I have written before about the science of adjustment to high altitude, but thought a brief recap might be in order, as it relates to part of the journey featured in my new book. So if you are considering a train trip to the Andes or the Tibetan Plateau, here are some thoughts from my experiences on the rails.
It’s about the profile of the climb, not just the absolute height
Human beings can succumb to altitude sickness from altitudes as low as 2500m, but the chances of this happening at over 3500m are much higher. To put this into context, the Qinghai-Lhasa railway goes briefly above 5000m and the Peruvian train between Cusco and Lake Titicaca tops 4700m. But what makes the biggest difference is how you acclimatise.
Climbers often stop and sleep lower than they have climbed. On a train you might not have that option. You will of course be able to try and rest, but the altitude will be dictated by the route and speed of your train. Fast ascents will always be trickier than slow ones. However, a train operator will be experienced in what is practical and adapt the service as much as possible to keep passengers healthy.
Be prepared to not feel as well as you normally do
You might have no symptoms at all, but knowing that it is common to feel a bit under the weather, even if just a headache and a loss of appetite, it’s worth bringing along comfort food and things that are easy to drink.
Carbohydrates are supposedly more effective to convert to energy at high altitude, but with no appetite you might prefer to have a supply of chocolate and goodies. If you don’t want to eat, be prepared to start adding sugar to your tea, and remember to keep hydrated, which significantly reduces the risks and effects of being at high altitude.
As I found out on the train to Lake Titicaca, even tying your shoelaces can seem hard at high altitude, so be prepared to take it easy. You may also find, as I did, that your brain sees colours that are far more saturated at altitude, creating a strange sort of height induced ‘high’.
Consider taking appropriate medication

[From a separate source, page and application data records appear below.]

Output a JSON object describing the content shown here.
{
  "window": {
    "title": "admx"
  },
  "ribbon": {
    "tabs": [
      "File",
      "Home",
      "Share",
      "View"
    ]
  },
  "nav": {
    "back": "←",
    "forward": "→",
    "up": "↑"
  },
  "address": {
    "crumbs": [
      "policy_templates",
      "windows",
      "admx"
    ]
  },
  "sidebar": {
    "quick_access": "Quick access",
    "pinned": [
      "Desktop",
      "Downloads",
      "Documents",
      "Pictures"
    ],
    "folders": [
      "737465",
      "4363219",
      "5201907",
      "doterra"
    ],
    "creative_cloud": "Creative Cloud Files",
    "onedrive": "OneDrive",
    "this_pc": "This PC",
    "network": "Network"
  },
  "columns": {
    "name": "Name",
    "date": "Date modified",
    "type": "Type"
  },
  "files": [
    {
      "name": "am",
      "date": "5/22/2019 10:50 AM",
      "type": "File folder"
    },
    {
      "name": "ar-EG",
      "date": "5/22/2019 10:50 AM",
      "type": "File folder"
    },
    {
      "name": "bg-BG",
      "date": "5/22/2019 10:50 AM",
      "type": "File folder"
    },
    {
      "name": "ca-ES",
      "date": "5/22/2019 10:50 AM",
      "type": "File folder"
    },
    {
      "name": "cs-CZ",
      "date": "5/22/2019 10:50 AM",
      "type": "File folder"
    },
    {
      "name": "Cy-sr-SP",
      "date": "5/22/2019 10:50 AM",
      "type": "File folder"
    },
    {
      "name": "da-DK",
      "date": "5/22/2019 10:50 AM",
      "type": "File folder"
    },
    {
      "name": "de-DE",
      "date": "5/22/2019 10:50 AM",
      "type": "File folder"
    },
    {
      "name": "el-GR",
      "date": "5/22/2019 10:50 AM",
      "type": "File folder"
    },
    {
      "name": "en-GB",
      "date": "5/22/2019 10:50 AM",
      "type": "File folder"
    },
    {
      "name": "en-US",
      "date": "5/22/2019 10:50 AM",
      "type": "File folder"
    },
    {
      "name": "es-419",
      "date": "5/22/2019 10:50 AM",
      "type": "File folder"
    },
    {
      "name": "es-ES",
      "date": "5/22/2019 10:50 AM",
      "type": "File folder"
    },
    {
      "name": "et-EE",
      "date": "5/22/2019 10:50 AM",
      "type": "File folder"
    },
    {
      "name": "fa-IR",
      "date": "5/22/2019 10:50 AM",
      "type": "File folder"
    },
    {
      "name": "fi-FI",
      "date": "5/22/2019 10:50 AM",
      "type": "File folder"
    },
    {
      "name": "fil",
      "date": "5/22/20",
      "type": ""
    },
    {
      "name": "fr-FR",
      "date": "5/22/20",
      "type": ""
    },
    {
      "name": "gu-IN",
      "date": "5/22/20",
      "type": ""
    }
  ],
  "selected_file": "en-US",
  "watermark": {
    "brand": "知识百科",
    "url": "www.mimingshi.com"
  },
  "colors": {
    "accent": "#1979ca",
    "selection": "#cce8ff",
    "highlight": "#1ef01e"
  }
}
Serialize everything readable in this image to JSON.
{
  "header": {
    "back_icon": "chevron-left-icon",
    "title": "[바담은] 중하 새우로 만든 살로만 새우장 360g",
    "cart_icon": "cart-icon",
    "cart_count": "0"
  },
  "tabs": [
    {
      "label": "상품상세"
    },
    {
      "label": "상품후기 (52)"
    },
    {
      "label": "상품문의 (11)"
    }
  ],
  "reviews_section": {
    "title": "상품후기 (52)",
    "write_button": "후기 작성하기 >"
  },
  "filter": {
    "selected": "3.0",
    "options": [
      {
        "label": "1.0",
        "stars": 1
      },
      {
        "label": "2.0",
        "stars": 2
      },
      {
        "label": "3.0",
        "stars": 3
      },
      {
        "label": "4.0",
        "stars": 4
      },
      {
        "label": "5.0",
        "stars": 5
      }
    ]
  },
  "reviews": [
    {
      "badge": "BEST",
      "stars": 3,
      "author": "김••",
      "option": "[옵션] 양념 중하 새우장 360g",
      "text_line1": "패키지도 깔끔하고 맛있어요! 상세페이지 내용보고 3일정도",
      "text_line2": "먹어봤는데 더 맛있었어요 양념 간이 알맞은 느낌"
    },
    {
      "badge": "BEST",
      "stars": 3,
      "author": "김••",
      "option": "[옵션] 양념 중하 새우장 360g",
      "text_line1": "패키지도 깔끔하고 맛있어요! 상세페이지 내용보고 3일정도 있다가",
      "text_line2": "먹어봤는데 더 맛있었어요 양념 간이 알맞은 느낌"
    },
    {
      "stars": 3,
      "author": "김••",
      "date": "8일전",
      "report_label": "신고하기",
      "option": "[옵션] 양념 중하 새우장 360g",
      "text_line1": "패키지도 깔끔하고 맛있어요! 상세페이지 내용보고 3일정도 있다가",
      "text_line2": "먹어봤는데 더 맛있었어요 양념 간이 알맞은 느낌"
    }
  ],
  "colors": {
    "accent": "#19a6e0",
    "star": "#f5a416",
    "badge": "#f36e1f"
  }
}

Talk to your doctor and do some reading before you set off. There are specific drugs that can help minimise the effects of benign acute mountain sickness (AMS), the most well used being Diamox (acetazolamide). Climbers are well drilled on the fact that its purpose is not to help ignore the symptoms and keep climbing, but to manage the condition before going higher. On a train, this can be hard, so an understanding of the altitude profile of the trip is important.
Oxygen is useful in that it can simulate a lower altitude. For example, on the Qinghai-Tibet railway, O2 is pumped into the train as a matter of course, but people who are sick are given a higher flow rate with an oxygen mask. One advantage of being on a train, rather than climbing, is that it is easy to carry plenty of oxygen for sick passengers. It is not pressurised like a jet aircraft, but added to the ventilation system of the compartments to help simulate a lower altitude, perhaps 2000-3000m, rather than the 5000m outside.
The Tibet train has health officials or attendants on board who ensure every passenger has signed a form to say they are aware of the altitude and have no major health problems. I have also seen them dispense oxygen masks to people who are unwell. I don’t know if one of them is a doctor or not, but they are clearly used to helping passengers who become sick on the climb up to the Tanggula Pass – at 5072m, the highest railway station in the world.
Ibuprofen can also be helpful managing mild headaches. More serious AMS drugs should be prescribed by a doctor and not taken without a professional medical diagnosis.
Keep yourself occupied
It’s good to keep busy and not let your weakened condition get on top of you mentally. Get off at stops, enjoy the scenery and visit the restaurant carriage to drink tea and talk to people. If you feel too unwell to do this, then stick to your berth and read a book. Writing a diary or a blog with a record of your trip can be a useful distraction and creates a positive mental focus. Photography is also great to keep your brain engaged with your surroundings.
Sleep and eat when you can
It is hard to sleep at high altitude, as you often have rather weird dreams and can find yourself waking up panting. This is quite normal; it’s to do with acclimatising to the changes in the air content. Your body needs to rid itself of CO2 as much as to breathe O2. This can result in ‘periodic breathing’, when you wake up feeling that you have stopped breathing. If you feel tired, take a nap, and if you are lucky enough to feel hungry, have something to eat. You may not be able to do this throughout your journey, so take advantage when you can.
Finally, if you are really don’t feel well, you should tell someone. You are unlikely to get better unless you descend, and there is a chance you might get worse. The practicalities are different on a train to climbing a mountain, but officials will know what can be done. There will often be a doctor onboard the train or someone who is specifically trained in helping people with the symptoms of AMS.